  • The specialist and/or surgeon never saw you and evaluated you personally.
  • The planned treatment/surgery is not well recognized in the research literature.
  • Your provider/surgeon rarely performs the procedure (less than 10x/year is rare) and/or its considered experimental.
  • Your provider/surgeon was rushed and did not answer all of your questions.
  • Your provider/surgeon is planning to hand off your care to someone else immediately after surgery, even if complications arise from their procedure.
  • The planned treatment/surgery is very drastic/extensive compared to other possible approaches.
  • The planned treatment/surgery is very conservative compared to other possible approaches.
  • The provider/surgeon recommends surgery when you haven’t tried all of the available conservative options such as physical therapy.
  • The provider/surgeon’s staff blows off your phone calls and messages.
  • The provider/surgeon fails to assist you with post-procedure complications and/or side effects.

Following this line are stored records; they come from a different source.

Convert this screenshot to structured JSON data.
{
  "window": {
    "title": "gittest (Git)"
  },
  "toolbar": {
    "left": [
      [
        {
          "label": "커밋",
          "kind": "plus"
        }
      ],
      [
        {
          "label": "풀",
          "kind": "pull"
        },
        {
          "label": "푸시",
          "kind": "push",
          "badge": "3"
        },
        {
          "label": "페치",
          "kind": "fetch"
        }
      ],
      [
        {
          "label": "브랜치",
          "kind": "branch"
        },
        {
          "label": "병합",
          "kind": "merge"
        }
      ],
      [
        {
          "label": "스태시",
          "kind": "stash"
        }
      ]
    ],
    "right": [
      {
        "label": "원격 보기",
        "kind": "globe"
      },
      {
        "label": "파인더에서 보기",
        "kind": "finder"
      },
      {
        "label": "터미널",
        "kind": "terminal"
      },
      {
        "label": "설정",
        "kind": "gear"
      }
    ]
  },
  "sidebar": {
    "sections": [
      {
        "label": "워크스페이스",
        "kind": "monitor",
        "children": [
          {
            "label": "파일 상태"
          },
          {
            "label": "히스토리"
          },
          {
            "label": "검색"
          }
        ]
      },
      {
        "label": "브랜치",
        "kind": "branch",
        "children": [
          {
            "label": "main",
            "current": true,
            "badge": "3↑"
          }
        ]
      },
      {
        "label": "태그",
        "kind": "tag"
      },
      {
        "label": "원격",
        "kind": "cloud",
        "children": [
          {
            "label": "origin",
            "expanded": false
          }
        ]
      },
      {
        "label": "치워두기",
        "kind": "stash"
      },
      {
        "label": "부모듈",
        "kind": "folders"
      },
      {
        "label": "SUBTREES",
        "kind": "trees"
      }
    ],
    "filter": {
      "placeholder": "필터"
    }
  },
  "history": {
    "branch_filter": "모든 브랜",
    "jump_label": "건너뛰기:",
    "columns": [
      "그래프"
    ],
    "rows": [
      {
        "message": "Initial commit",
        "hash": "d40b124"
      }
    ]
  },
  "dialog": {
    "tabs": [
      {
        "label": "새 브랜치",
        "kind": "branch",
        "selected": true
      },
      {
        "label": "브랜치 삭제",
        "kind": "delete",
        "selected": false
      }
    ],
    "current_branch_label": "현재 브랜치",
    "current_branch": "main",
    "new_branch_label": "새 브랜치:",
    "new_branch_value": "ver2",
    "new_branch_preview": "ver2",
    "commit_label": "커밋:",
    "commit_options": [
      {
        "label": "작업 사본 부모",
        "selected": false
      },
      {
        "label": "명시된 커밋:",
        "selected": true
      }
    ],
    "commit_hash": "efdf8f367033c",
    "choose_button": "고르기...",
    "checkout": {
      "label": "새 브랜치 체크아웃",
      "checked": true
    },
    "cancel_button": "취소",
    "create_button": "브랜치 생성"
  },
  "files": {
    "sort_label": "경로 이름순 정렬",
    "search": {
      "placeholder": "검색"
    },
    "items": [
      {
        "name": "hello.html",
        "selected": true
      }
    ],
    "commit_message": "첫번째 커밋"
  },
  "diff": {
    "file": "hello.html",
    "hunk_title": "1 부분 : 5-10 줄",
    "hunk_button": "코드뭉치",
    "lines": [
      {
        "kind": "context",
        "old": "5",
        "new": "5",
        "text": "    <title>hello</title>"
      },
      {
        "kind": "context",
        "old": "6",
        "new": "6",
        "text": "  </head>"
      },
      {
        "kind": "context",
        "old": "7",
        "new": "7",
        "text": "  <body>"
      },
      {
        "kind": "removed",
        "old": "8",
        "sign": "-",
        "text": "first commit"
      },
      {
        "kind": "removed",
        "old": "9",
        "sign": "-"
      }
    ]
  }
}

  • You simply don’t trust your provider/surgeon (even if you’re not sure why).
  • Your provider/surgeon seems non-committal to helping you, or is reluctant to help.

Many patients worry if they need a referral, will their insurance pay for a second opinion, and what will the original provider/surgeon think if they know they sought another opinion? Most of these issues are no big deal. You can contact your insurance company if you have questions or concerns, and many times a specific referral is not required. If your current provider/surgeon is offended should he or she find out about your second opinion consultation, this is an excellent sign that you needed it! Any competent physician should feel secure in their treatment plan and feel that another opinion will simply provide additional support to the current plan from another unbiased medical authority. Any provider who is offended clearly puts their ego ahead of their patient’s comfort with the current treatment plan- do not trust this provider! At the end of the day, no one cares about your health more than you do. Take the time to feel good about everything related to your case- there will be plenty of other things to think about (logistics, time off work, childcare, care for you, assistive devices, recovery time); worrying about whether or not you are doing the right thing with the right healthcare provider should not be one of them!